Summary

Primary cutaneous melanoma is the most common malignant tumor of any type in the foot.

Most patients are young adults, with the most frequent age at presentation being in the 40s
Thin lesions are excised with a 1 cm margin, intermediate lesions with a 2-cm margins, and a thick lesions with a 3-cm margin. Lesions in the toes are generally treated by amputation.
Complete Information on this Tumor
Introduction and Definition: 

Primary cutaneous melanoma is the most common malignant tumor of any type in the foot. The term acral lentiginous melanoma is applied to melanoma affecting the hand or foot. Despite years of research, the news about malignant melanoma continues to be bad. Not only does malignant melanoma in the foot have a significantly worse prognosis then melanoma in other body sites, but the prevalence of melanoma is increasing faster than that of any other type of cancer. The most common sites of presentation on the plantar surface and subungual regions, but the tumor may occur anywhere on the foot. These lesions are frequently misdiagnosed as benign nevus, subungual hematoma, pyogenic granuloma, and other dermatological lesions. The foot and ankle surgeon should be wary of pigmented lesions seen anywhere on the foot or ankle. Patients with suspicious lesions should be promptly referred for appropriate management. The referral should be made in writing and documented in the chart. Careful documentation and follow-up on all patients referred for potential cancers can increase the chance of early diagnosis and reduce the risk of legal claims related to delay in diagnosis.

Studies have shown that melanoma of the foot tends to present at a more advanced stage and at a greater depth then lesions elsewhere in the body.

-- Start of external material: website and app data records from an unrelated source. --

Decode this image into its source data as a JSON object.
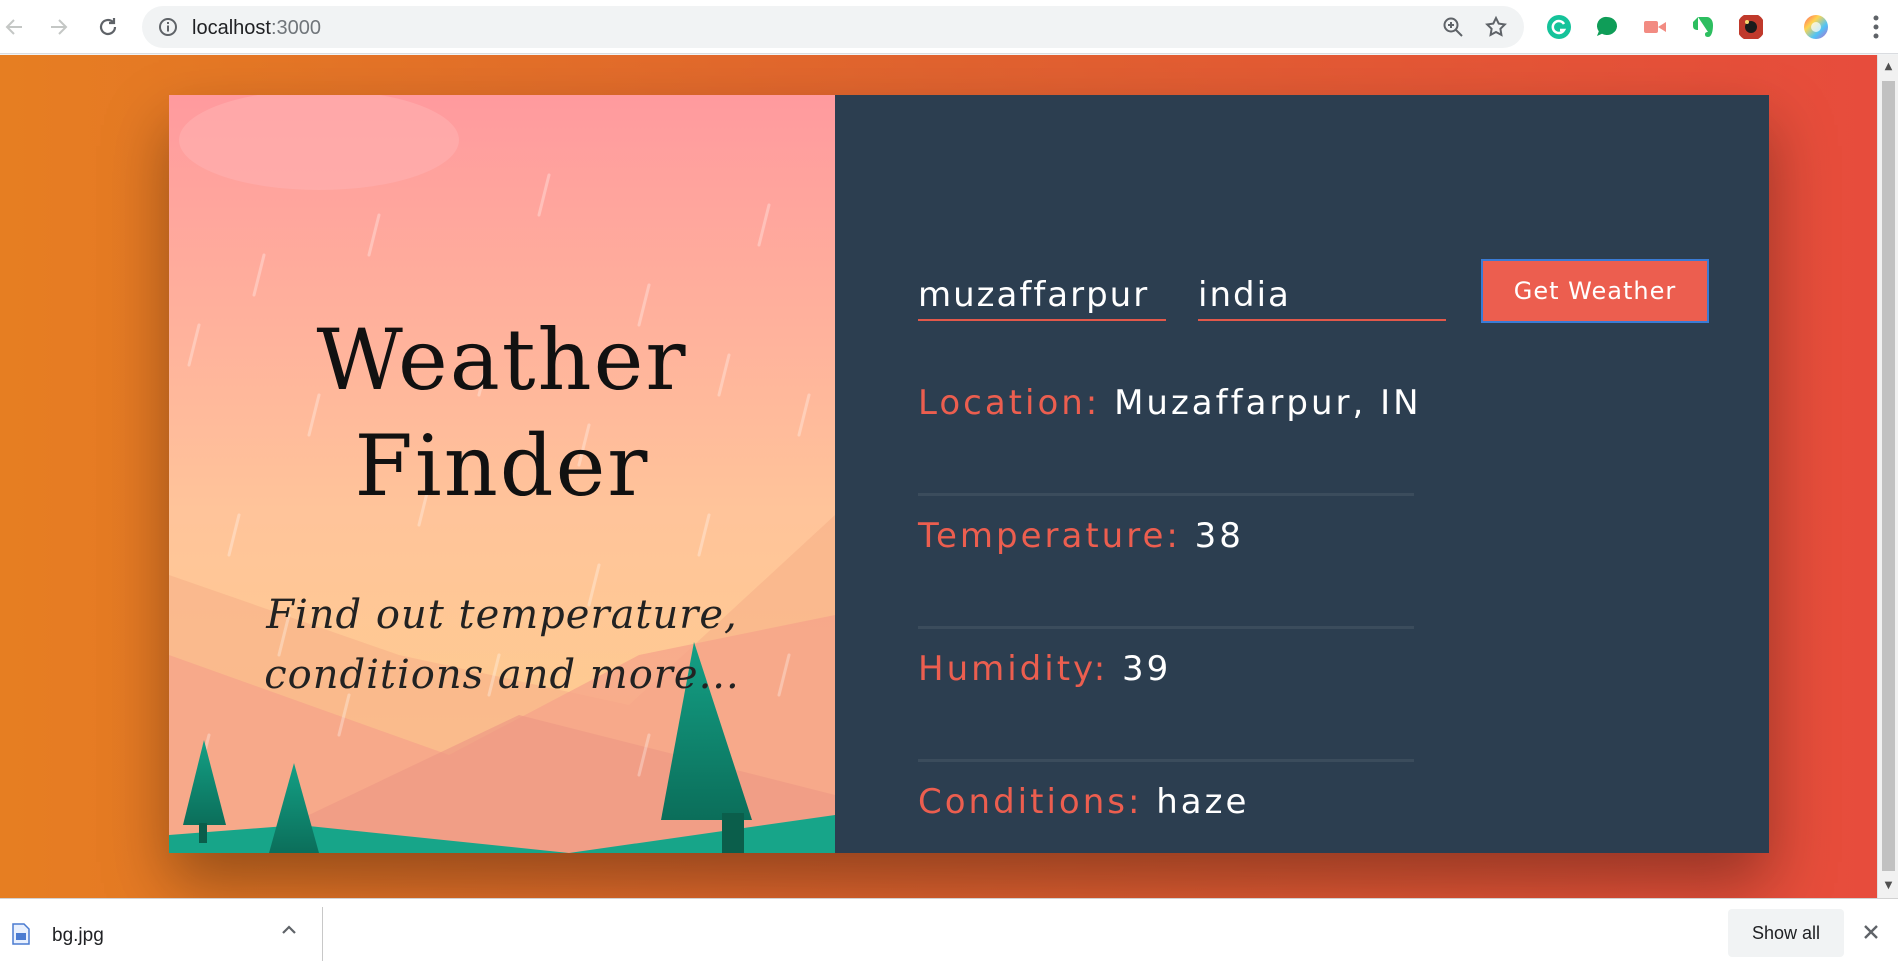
{
  "browser": {
    "back_icon": "back-arrow-icon",
    "forward_icon": "forward-arrow-icon",
    "reload_icon": "reload-icon",
    "url_host": "localhost",
    "url_port": ":3000",
    "extensions": [
      "grammarly-icon",
      "chat-extension-icon",
      "screencast-extension-icon",
      "evernote-icon",
      "web-extension-icon",
      "color-picker-icon"
    ]
  },
  "hero": {
    "title_line1": "Weather",
    "title_line2": "Finder",
    "subtitle_line1": "Find out temperature,",
    "subtitle_line2": "conditions and more..."
  },
  "form": {
    "city_value": "muzaffarpur",
    "country_value": "india",
    "button_label": "Get Weather"
  },
  "results": [
    {
      "label": "Location:",
      "value": "Muzaffarpur, IN"
    },
    {
      "label": "Temperature:",
      "value": "38"
    },
    {
      "label": "Humidity:",
      "value": "39"
    },
    {
      "label": "Conditions:",
      "value": "haze"
    }
  ],
  "downloads": {
    "file_name": "bg.jpg",
    "show_all_label": "Show all"
  },
  "colors": {
    "accent": "#ec5e4f",
    "panel": "#2c3e50",
    "page_gradient_start": "#e67e22",
    "page_gradient_end": "#e74c3c"
  }
}
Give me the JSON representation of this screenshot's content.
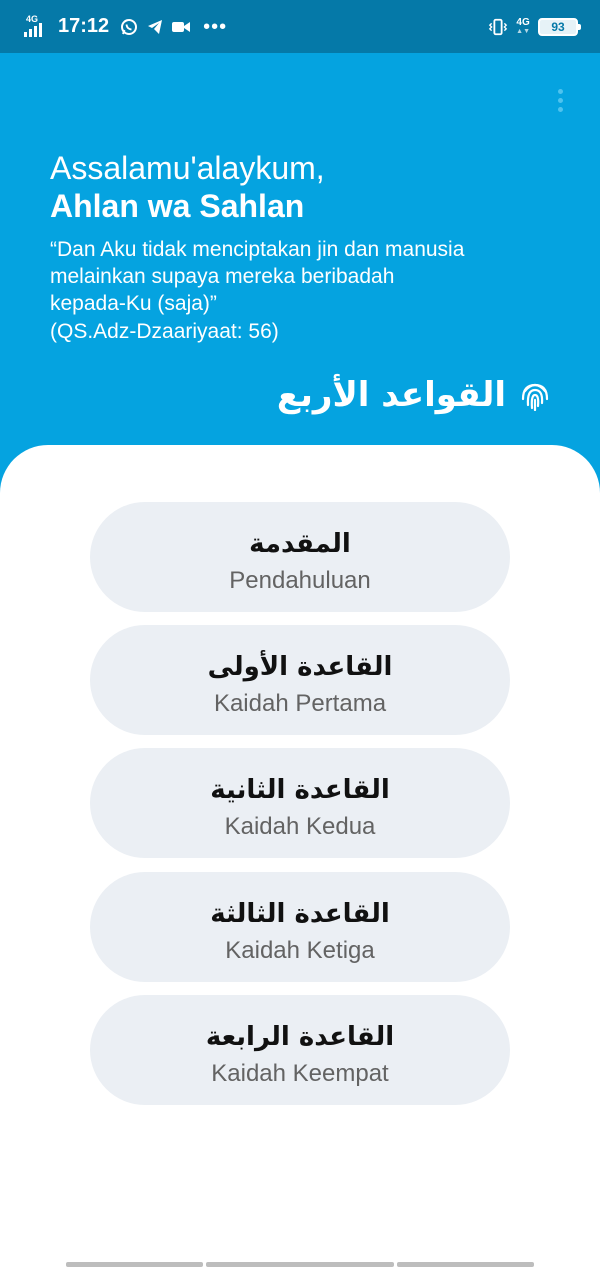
{
  "status_bar": {
    "network_left": "4G",
    "time": "17:12",
    "network_right": "4G",
    "battery": "93"
  },
  "header": {
    "greeting": "Assalamu'alaykum,",
    "greeting_bold": "Ahlan wa Sahlan",
    "quote": "“Dan Aku tidak menciptakan jin dan manusia melainkan supaya mereka beribadah kepada-Ku (saja)”",
    "quote_ref": "(QS.Adz-Dzaariyaat: 56)",
    "brand_title": "القواعد الأربع"
  },
  "menu": [
    {
      "arabic": "المقدمة",
      "label": "Pendahuluan"
    },
    {
      "arabic": "القاعدة الأولى",
      "label": "Kaidah Pertama"
    },
    {
      "arabic": "القاعدة الثانية",
      "label": "Kaidah Kedua"
    },
    {
      "arabic": "القاعدة الثالثة",
      "label": "Kaidah Ketiga"
    },
    {
      "arabic": "القاعدة الرابعة",
      "label": "Kaidah Keempat"
    }
  ],
  "colors": {
    "status_bar": "#0579A8",
    "header": "#05A3E0",
    "card": "#EBEFF4",
    "card_subtitle": "#636363"
  }
}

These factors may be related to frequent delays in diagnosis. Delay in diagnosis is associated with a significant negative impact on survival.

Thin lesions are less than 1 mm, intermediate lesions are up to 4 mm, and the lesions are more than 4 mm. Thickness of the tumor is the single most important prognostic factor. Surgical removal with an operative margin of up to 3 cm is recommended based on the thickness of the tumor.

Incidence and Demographics: 
Most patients are young adults, with the most frequent age at presentation being in the 40s. Women are more frequently affected than men and this cancer presents a particular risk for young women. This tumor is the most common malignancy in women in their late 20s, and is second only to breast cancer in women in their 30's.
Treatment Options for this Tumor: 
Thin lesions are excised with a 1 cm margin, intermediate lesions with a 2-cm margins, and a thick lesions with a 3-cm margin. Lesions in the toes are generally treated by amputation. Wide resection with split thickness skin graft coverage or loco-regional flap coverage is necessary for all lesions. Depending on the location and available soft tissue coverage, amputation may be required. Elective regional lymph node dissection can be combined with surgical removal of the primary tumor. Lymph node dissection is used to stage the disease in thick and intermediate tumors, but is controversial in thin tumors and is no longer considered mandatory.
Outcomes of Treatment and Prognosis: 
Overall survival at 5 years is a 63% and at 10 years is a 51%.